#6. Increase Your Social ROI & Get More, With Less (AKA: Law of Least Effort)
“Effort” is the measure of how much effort people are investing to get things done.
In social interactions, it’s the amount of effort people exert to engage with you.
“Effort” is a bit of an umbrella term, so here are some practical examples:
- Talking more to keep the interaction going
- Walking across the room to say hi
- Giving gifts without receiving any back
In a nutshell: the person who invests less looks more powerful, and the person who expends more effort looks less powerful.
Least powerful are those who expend lots of effort for little or no returns.
Paul Cicero in Goodfellas is an extreme example of the power dynamics of effort.
By moving little while others move lots for him, he is the living embodiment of power.
Mafia boss: (moves slowly and people respect him and defer to him)
Flunky: (runs around executing tasks for everyone else, few people even pay attention to him)
#7. Leverage The Power of The Law
Theoretically, the legal system makes for a fairer society.
And in part, it does that.
But it’s also a weapon for dominating, threatening, harassing, or destroying.
Cohen said of his work for Trump:

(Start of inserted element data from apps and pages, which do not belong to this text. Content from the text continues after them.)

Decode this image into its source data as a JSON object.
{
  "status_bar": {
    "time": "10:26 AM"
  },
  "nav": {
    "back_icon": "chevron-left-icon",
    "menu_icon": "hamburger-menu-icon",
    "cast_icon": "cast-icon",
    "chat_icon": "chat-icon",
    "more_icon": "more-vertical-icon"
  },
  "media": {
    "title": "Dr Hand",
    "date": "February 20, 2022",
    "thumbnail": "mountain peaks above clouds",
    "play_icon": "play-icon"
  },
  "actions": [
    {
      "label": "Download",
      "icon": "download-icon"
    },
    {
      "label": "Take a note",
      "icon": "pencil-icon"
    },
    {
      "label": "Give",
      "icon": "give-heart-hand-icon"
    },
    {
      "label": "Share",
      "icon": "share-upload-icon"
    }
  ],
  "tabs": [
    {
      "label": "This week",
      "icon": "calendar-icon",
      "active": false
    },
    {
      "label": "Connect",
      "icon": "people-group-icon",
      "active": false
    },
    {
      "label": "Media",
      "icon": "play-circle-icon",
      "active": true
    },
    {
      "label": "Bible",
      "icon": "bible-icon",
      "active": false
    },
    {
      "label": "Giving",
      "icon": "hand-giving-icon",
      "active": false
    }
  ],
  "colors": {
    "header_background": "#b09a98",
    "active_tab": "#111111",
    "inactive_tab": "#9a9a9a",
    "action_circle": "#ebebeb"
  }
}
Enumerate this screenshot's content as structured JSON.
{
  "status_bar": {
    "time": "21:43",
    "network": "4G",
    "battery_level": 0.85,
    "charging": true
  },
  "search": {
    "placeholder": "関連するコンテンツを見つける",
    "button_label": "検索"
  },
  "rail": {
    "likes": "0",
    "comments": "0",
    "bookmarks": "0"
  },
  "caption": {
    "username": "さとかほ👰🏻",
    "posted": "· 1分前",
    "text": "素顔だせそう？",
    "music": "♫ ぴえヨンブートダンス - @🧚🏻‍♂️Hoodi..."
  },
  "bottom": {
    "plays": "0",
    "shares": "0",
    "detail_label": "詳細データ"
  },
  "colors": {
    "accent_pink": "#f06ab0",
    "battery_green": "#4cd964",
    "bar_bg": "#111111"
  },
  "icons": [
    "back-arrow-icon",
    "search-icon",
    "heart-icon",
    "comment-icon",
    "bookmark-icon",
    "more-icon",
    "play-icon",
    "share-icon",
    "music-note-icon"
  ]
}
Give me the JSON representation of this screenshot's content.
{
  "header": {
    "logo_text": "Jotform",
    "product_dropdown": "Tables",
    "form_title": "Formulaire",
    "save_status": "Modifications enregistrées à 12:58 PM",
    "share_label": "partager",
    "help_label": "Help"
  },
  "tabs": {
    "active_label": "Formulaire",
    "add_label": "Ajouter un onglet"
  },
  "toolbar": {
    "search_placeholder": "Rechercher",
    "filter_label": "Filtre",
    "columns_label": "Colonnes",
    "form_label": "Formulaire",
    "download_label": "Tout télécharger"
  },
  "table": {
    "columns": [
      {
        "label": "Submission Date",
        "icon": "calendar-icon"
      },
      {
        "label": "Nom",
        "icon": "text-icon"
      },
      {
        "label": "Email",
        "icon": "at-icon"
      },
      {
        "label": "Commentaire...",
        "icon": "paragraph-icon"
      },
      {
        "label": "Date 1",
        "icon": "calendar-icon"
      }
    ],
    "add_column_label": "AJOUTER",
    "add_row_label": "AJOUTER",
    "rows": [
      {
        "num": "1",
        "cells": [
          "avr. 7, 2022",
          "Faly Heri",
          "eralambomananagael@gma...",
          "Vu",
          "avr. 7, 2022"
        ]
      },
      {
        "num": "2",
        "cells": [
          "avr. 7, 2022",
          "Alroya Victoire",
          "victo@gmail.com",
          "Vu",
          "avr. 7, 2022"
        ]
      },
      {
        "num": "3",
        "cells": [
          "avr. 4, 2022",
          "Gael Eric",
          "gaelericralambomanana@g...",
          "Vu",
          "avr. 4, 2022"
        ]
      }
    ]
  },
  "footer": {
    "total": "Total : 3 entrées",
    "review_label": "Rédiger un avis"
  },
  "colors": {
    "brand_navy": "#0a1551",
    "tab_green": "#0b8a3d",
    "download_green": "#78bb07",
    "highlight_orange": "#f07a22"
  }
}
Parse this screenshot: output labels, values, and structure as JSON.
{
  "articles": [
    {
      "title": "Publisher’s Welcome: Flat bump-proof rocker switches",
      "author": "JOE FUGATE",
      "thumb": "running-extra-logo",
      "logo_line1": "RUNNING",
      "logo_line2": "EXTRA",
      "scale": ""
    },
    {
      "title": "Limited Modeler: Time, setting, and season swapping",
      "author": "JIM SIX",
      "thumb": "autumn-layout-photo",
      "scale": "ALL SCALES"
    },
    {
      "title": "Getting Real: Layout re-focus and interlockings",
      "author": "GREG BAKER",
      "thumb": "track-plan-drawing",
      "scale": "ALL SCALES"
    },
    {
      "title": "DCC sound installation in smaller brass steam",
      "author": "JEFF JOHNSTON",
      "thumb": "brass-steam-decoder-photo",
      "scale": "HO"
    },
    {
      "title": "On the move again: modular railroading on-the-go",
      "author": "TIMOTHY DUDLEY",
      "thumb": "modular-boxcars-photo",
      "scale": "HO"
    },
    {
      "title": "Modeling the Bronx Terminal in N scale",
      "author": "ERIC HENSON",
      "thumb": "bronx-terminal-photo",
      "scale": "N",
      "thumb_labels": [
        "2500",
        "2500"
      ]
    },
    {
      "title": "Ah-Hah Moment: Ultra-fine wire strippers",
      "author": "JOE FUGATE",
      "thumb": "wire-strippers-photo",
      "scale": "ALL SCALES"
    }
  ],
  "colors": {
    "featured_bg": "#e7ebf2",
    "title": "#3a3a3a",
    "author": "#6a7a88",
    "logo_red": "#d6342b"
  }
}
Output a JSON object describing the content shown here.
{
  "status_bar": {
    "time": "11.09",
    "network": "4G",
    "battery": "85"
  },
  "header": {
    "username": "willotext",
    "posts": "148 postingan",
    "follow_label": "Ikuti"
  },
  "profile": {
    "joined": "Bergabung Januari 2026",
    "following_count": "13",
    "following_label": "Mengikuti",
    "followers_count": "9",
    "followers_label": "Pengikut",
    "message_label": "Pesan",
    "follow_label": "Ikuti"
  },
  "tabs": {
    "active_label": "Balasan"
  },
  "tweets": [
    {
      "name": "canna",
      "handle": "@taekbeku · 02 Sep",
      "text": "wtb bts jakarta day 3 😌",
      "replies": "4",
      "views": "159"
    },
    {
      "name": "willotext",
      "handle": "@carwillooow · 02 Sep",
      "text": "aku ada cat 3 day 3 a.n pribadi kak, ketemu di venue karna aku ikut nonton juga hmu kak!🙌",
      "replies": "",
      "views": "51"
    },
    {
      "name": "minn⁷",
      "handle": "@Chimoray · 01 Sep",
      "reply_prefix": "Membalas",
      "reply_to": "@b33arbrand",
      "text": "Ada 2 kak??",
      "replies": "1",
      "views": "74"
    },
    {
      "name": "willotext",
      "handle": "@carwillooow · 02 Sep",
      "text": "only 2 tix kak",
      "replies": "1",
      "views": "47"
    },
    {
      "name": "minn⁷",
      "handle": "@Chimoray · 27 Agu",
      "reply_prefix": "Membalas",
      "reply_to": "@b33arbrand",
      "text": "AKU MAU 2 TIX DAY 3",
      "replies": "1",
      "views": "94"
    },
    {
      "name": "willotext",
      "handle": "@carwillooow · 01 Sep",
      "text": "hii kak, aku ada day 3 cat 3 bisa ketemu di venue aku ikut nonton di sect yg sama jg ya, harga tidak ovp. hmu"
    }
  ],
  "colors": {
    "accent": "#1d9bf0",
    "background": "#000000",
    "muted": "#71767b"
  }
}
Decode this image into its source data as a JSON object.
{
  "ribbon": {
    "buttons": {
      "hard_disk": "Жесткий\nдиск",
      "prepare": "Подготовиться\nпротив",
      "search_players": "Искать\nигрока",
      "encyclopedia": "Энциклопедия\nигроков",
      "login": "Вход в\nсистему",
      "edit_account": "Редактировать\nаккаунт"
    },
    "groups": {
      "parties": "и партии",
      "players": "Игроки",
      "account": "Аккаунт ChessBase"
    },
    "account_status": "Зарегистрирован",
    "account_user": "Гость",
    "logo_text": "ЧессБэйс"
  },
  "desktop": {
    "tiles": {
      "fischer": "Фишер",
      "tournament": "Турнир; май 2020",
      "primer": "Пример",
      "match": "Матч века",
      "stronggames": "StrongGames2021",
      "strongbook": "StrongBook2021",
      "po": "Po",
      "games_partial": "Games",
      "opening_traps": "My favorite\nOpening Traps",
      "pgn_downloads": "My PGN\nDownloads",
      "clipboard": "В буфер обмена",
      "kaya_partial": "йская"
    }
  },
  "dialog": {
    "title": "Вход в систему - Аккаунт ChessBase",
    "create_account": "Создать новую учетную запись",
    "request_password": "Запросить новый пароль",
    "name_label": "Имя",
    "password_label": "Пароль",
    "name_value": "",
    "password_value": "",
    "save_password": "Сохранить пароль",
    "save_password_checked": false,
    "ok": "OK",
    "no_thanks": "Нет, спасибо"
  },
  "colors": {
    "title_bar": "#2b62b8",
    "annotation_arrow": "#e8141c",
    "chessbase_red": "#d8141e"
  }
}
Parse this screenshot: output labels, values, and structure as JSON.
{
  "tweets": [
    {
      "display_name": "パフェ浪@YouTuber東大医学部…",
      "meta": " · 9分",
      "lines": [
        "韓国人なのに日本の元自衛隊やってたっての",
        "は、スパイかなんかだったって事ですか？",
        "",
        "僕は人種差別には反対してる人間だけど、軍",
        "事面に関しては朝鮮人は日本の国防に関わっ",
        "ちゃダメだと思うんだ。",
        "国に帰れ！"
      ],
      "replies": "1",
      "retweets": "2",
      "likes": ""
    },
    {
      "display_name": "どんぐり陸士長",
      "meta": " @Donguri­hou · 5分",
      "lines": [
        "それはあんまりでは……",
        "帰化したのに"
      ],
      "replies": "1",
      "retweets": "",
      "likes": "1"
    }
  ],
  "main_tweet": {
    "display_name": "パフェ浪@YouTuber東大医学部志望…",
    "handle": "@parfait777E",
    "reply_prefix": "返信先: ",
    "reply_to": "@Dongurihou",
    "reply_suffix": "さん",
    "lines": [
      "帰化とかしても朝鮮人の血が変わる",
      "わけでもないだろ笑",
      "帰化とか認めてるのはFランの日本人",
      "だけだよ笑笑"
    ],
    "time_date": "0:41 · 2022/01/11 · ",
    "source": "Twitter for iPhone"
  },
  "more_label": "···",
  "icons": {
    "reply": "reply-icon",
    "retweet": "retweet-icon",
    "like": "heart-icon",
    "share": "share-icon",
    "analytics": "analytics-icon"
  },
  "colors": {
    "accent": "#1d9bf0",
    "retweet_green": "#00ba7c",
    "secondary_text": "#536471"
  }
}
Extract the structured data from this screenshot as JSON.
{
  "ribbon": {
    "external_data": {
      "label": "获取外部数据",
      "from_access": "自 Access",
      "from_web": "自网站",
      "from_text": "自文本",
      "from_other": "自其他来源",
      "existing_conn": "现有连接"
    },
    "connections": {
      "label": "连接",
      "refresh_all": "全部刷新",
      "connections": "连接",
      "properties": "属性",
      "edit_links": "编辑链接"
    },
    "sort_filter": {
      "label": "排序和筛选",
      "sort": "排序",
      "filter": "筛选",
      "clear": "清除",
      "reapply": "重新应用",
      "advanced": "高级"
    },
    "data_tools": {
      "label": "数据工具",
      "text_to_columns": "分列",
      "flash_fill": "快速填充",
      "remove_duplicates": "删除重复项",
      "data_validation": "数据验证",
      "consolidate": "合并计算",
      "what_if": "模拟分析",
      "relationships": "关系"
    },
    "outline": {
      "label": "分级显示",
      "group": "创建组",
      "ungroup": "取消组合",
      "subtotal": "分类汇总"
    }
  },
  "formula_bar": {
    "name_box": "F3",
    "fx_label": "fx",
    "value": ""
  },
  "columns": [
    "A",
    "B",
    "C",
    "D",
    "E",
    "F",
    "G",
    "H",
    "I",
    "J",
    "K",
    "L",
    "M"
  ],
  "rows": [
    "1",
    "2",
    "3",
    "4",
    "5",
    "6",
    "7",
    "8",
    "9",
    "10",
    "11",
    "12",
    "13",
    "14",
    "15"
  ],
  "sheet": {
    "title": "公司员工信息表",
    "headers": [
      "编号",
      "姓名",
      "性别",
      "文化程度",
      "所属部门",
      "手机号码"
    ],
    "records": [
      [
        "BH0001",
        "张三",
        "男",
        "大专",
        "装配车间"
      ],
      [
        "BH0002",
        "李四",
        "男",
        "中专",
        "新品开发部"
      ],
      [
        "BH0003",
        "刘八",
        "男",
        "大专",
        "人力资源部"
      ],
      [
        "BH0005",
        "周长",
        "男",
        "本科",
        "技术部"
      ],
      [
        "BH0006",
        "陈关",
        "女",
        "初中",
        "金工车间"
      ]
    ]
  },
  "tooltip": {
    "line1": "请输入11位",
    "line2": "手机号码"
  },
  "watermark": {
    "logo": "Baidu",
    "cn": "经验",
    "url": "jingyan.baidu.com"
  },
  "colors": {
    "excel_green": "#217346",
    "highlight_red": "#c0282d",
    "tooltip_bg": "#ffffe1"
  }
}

If somebody does something Mr. Trump doesn’t like, I do everything in my power to resolve it to Mr. Trump’s benefit (…) I’m going to come at you, grab you by the neck, and I’m not going to let you go until I’m finished
The law allows those who can afford legal fees more power to bully, threaten, or take advantage of others.
And the easiest to take advantage of, of course, are the more submissive folks, and those who are clueless about their rights.
A good lawyer -or a few- on your side -and on your phone book for quick access- give you power -and self-defense power-.
Access to good legal counseling and the knowledge you can defend yourself in case things end up in court also grows your confidence.
My very personal take on legal matters follows the same approach to social strategizing. Unless you’re certain of a quick and swift victory, be strategic and always consider building bridges first. Legal wars are long, expensive, and can easily poison your mood.
7.2. Own Nothing, Control Everything
When you own nothing, you’re never a target.
But when you still have the power to influence the world, you can still attack.
Enter, the “own nothing, control everything” approach.
7.3. Maximize Your Taxes
Financial guru Robert Kiyosaki says that the powerful and rich find loopholes around taxes.
The really poor get some little government help.
And the masses in the middle-class shoulder most of the taxes.
Being smart with your money and taxes will allow you to retain more power.
#8. Gain Physical Strength – Or At Least, Stay In Shape
Yes, size and physical strength do matter.
Evolutionary psychologist David Buss said he was surprised that, in this day and age, size, and strength still matter (Buss, 2019).
Me, I was surprised that Buss was surprised, instead.
Sure, physical strength and violence are not as linked to power as they used to be, but it’s just silly to think they don’t matter at all.
At a social level people, and especially men, tend to have natural deference towards bigger and more muscular individuals.
Physical strength also tends to correlate positively with self-confidence and testosterone, which leads to more dominant behavior, which in turn leads to more confidence and yet more social success, in a self-reinforcing loop.
I personally have not chosen to go the big muscle way, but I still do keep myself in shape.
It’s important to at least avoid getting too out of shape, because that communicates being out of control. It might not be fair, but many people look down at those who are overweight.
Exceptions: Fat Tony
Exceptions apply, like for example with big dons and druglords who boast a belly as part of their image.
I discuss this more deeply in Power University, but to keep it short: don’t make the rule with the exceptions, and stay fit.
This is an excerpt from Power University